NARROW MARGIN, the new suspense thriller starring Gene Hackman and Anne Archer, promises to be yet another hit to add to screenwriter/director Peter Hyams' list. Narrow Margin mixes humor and action in a well-directed film.

The story begins with a blind date between Carol Hunnicut (Anne Archer), and a successful lawyer, Michael Tarlow (J. T. Walsh), who meet for dinner at an elegant hotel. During the meal, Tarlow receives some unfinished business that he has to attend to. With the classic line, "I know this is fishy," Tarlow invites Hunnicut to wait for him in his room while he makes a quick phone call. Little does she expect that Tarlow is in actuality an underworld lawyer who had embezzled funds from his client, Leo Watts (Harris Yulin). While Hunnicut is in the bathroom, Leo surprises Tarlow by coming to his room to confront him. With typical Mafia flair, Tarlow is executed with Hunnicut witnessing the murder.

Investigating the case is Los Angeles Deputy District Attorney Robert Caulfield (Gene Hackman), who receives a tip that there was a witness to the murder. Caulfield proceeds to fly to Canada to retrieve Hunnicut, who is hiding in a remote cabin. Unknowingly, he accidently exposes her whereabouts to the hit men sent to silence her. Caulfield and Hunnicut then make a frantic escape to a Vancouver-bound train only to discover that the hit men have followed them on board.

For the next 20 hours, the two attempt to escape the hit men, playing a deadly game of cat and mouse, where the difference between life and death is only a narrow margin. Whereas Hunnicut originally is reluctant to testify, and Caulfield is gung-ho about bringing her back to LA, the two gradually gain the respect of each other as they cooperate to escape their assailants. Along the way, there are a few more surprises that develop, as the audience learns of a traitor within the LAPD.

Narrow Margin displays some of the usual characteristics of suspense thrillers with the director keeping the audience on the edge of their seats from the first minute. The hitmen are given stereotypical characteristics, wearing the expensive suits, sunglasses, and cowboy boots associated with them.

However, Narrow Margin differs in that it attempts to add a humanistic aspect to the characters instead of the simple shoot-the-bad-guy thriller. The movie was filmed on location in the Canadian Rockies, which further dramatizes the loneliness of Caulfield and Hunnicut's ordeal.

Caulfield is unique in that he is not used to serving out in the field. As deputy DA, most of his life has been spent in the courtroom prosecuting criminals, not fighting against armed hitmen. His age contributes more to his frailty as does the intellectual image created by his glasses. Yet, Caulfield finds that there is more in him than he ever expects, as he rises to his task and protects Hunnicut.
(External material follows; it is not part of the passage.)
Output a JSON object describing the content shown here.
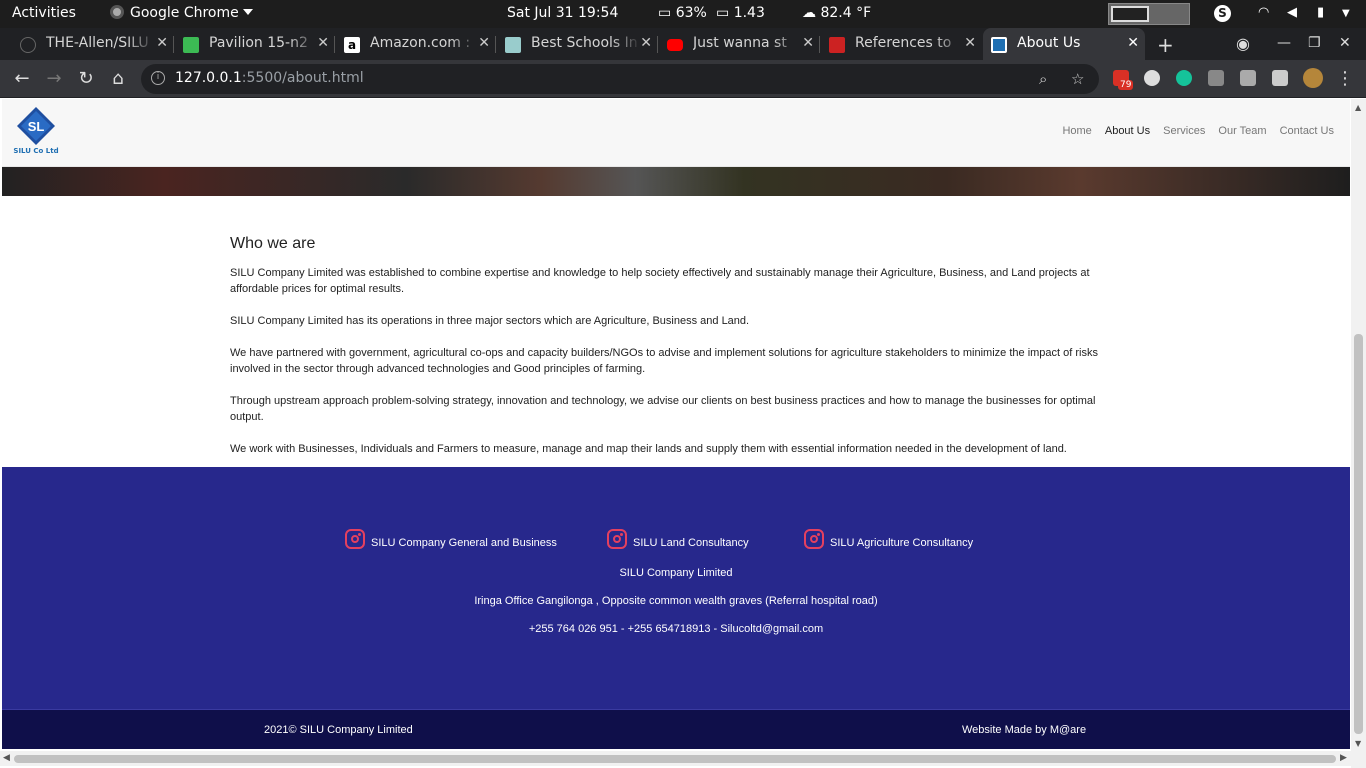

With its action-packed suspense and sharp humor, viewers will surely be pleased with Narrow Margin.